If you're a homeless pet, the Bonnie L. Hays Small Animal Shelter leaves a light on for you.
The shelter takes in all stray animals in Washington County. “We are one of the safest counties in America to be a homeless pet,” says Jennifer Keene, the shelter’s Animal Behavior and Outreach Coordinator for the shelter. “We work extremely hard to make sure every animal has the best possible outcome.”
Job one is returning animals to their owners
The shelter staff not only scans for microchips and identification on animals coming into the shelter, they also actively search craigslist and other social media looking for people who have lost pets that might be a match for those in the shelter.

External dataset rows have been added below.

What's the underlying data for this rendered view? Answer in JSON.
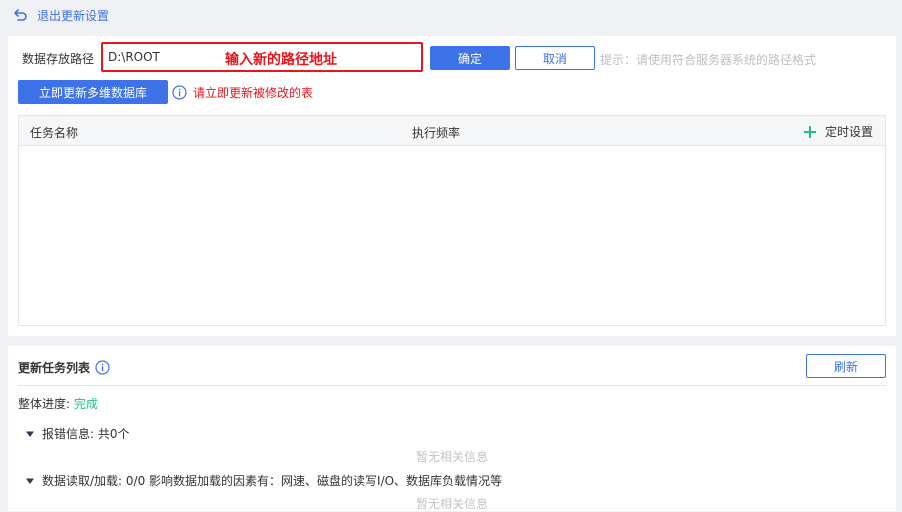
{
  "topbar": {
    "back_label": "退出更新设置"
  },
  "path_row": {
    "label": "数据存放路径",
    "input_value": "D:\\ROOT",
    "annotation": "输入新的路径地址",
    "confirm_label": "确定",
    "cancel_label": "取消",
    "hint": "提示：请使用符合服务器系统的路径格式"
  },
  "update_row": {
    "update_button": "立即更新多维数据库",
    "warning": "请立即更新被修改的表"
  },
  "schedule_table": {
    "columns": [
      "任务名称",
      "执行频率"
    ],
    "timer_label": "定时设置",
    "rows": []
  },
  "task_list": {
    "title": "更新任务列表",
    "refresh_label": "刷新",
    "progress_label": "整体进度:",
    "progress_value": "完成",
    "errors_label": "报错信息: 共0个",
    "errors_empty": "暂无相关信息",
    "io_label": "数据读取/加载: 0/0 影响数据加载的因素有：网速、磁盘的读写I/O、数据库负载情况等",
    "io_empty": "暂无相关信息"
  },
  "colors": {
    "accent": "#3d72e8",
    "error": "#e8161c",
    "success": "#1fbe86",
    "muted": "#c4c4c4"
  },
  "icons": [
    "back-arrow-icon",
    "info-icon",
    "plus-icon",
    "caret-down-icon"
  ]
}
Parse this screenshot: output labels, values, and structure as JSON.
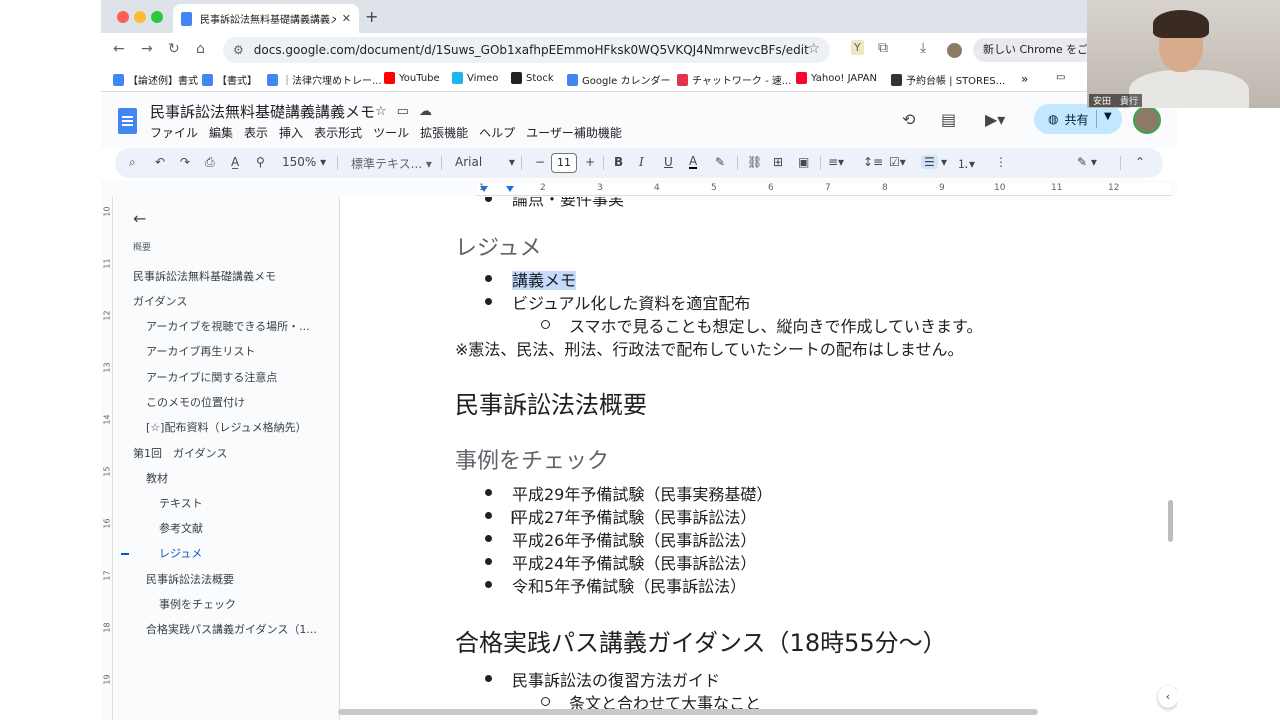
{
  "browser": {
    "tab_title": "民事訴訟法無料基礎講義講義メモ",
    "url": "docs.google.com/document/d/1Suws_GOb1xafhpEEmmoHFksk0WQ5VKQJ4NmrwevcBFs/edit",
    "chrome_button": "新しい Chrome をご利用"
  },
  "bookmarks": [
    {
      "label": "【論述例】書式",
      "icon_color": "#4285f4"
    },
    {
      "label": "【書式】",
      "icon_color": "#4285f4"
    },
    {
      "label": "｜法律穴埋めトレー...",
      "icon_color": "#4285f4"
    },
    {
      "label": "YouTube",
      "icon_color": "#ff0000"
    },
    {
      "label": "Vimeo",
      "icon_color": "#1ab7ea"
    },
    {
      "label": "Stock",
      "icon_color": "#222222"
    },
    {
      "label": "Google カレンダー",
      "icon_color": "#4285f4"
    },
    {
      "label": "チャットワーク - 速...",
      "icon_color": "#e2344a"
    },
    {
      "label": "Yahoo! JAPAN",
      "icon_color": "#ff0033"
    },
    {
      "label": "予約台帳 | STORES...",
      "icon_color": "#333333"
    }
  ],
  "docs": {
    "title": "民事訴訟法無料基礎講義講義メモ",
    "menus": [
      "ファイル",
      "編集",
      "表示",
      "挿入",
      "表示形式",
      "ツール",
      "拡張機能",
      "ヘルプ",
      "ユーザー補助機能"
    ],
    "share": "共有",
    "zoom": "150%",
    "style": "標準テキス...",
    "font": "Arial",
    "font_size": "11"
  },
  "outline": {
    "label": "概要",
    "items": [
      {
        "text": "民事訴訟法無料基礎講義メモ",
        "level": 0
      },
      {
        "text": "ガイダンス",
        "level": 0
      },
      {
        "text": "アーカイブを視聴できる場所・...",
        "level": 1
      },
      {
        "text": "アーカイブ再生リスト",
        "level": 1
      },
      {
        "text": "アーカイブに関する注意点",
        "level": 1
      },
      {
        "text": "このメモの位置付け",
        "level": 1
      },
      {
        "text": "[☆]配布資料（レジュメ格納先）",
        "level": 1
      },
      {
        "text": "第1回　ガイダンス",
        "level": 0
      },
      {
        "text": "教材",
        "level": 1
      },
      {
        "text": "テキスト",
        "level": 2
      },
      {
        "text": "参考文献",
        "level": 2
      },
      {
        "text": "レジュメ",
        "level": 2
      },
      {
        "text": "民事訴訟法法概要",
        "level": 1
      },
      {
        "text": "事例をチェック",
        "level": 2
      },
      {
        "text": "合格実践パス講義ガイダンス（1...",
        "level": 1
      }
    ]
  },
  "content": {
    "cut_line": "論点・要件事実",
    "resume_heading": "レジュメ",
    "resume_items": [
      "講義メモ",
      "ビジュアル化した資料を適宜配布"
    ],
    "resume_sub": "スマホで見ることも想定し、縦向きで作成していきます。",
    "note": "※憲法、民法、刑法、行政法で配布していたシートの配布はしません。",
    "overview_heading": "民事訴訟法法概要",
    "cases_heading": "事例をチェック",
    "cases": [
      "平成29年予備試験（民事実務基礎）",
      "平成27年予備試験（民事訴訟法）",
      "平成26年予備試験（民事訴訟法）",
      "平成24年予備試験（民事訴訟法）",
      "令和5年予備試験（民事訴訟法）"
    ],
    "pass_heading": "合格実践パス講義ガイダンス（18時55分〜）",
    "pass_items": [
      "民事訴訟法の復習方法ガイド"
    ],
    "pass_sub": "条文と合わせて大事なこと"
  },
  "webcam": {
    "name": "安田　貴行"
  }
}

As a result, the shelter's return-to-owner rate is "two to three times the national average," says Keene.
"When Animal Services Officers pick animals up in the field. We prefer to reunite the pet with the owner, rather than bring them in and impound them and charge more fees," she shares, adding that they often agree to deliver animals to the owner’s home. t"We always want to return the pet as quickly and easily as possible. Our officers and shelter staff are pretty awesome."
Dogs and cats not reunited with their owners — like strays with outdated microchips or no ID at all or animals whose owners choose not to come for them — find a second life at the shelter.
Animals are rehabilitated mentally and physically
The Bonnie Hays Animal Shelter has an in-house veterinarian and community partnerships with other veterinarians, so animals who aren't healthy when they come in can be saved. “For example, Roy, a stray cat recently brought in, had been attacked and his wounds were infected. Staff cleaned his wounds and treated in for infection and pain. He will recover in foster care and then be available for adoption.
Staff and volunteers also provide behavior enrichment, interventions and training for animals in the shelter in order to keep them mentally healthy during their stay and to prepare them for adoption. "We have a read-to-dogs program that's really popular with our volunteers," Keene says. "The dogs sit and listen to someone speaking to them in a pleasant voice; it's a break from the shelter environment, time like they would have in a home."
Even challenging pets find homes. While the shelter adopts out hundreds of animals every year, it also works very closely with a wide variety of local, reputable rescue groups that can be a better environment than the shelter for some pets.
"We’ve had adopters choose pets they know have cancer, or chronic illnesses requiring ongoing care, or the elderly. We’ve adopted out 14-year-old pets. It's amazing. People open their hearts to the less perfect ones and that's so encouraging."
The numbers reflect this shelter's success.
"Our success is due to collaboration between staff, volunteers, donors and community — even someone calling because they see a dog running in traffic — we really can't do what we do without our community."
Keene loves working with pets, but says, "It's also the relationship between people and their animals. I'll see a car come tearing in, practically on two wheels, and I'll just know — someone's here to pick up a lost pet! The pure joy, the pet they were worried they'd never see again, is here at the shelter, safe. It's a beautiful thing."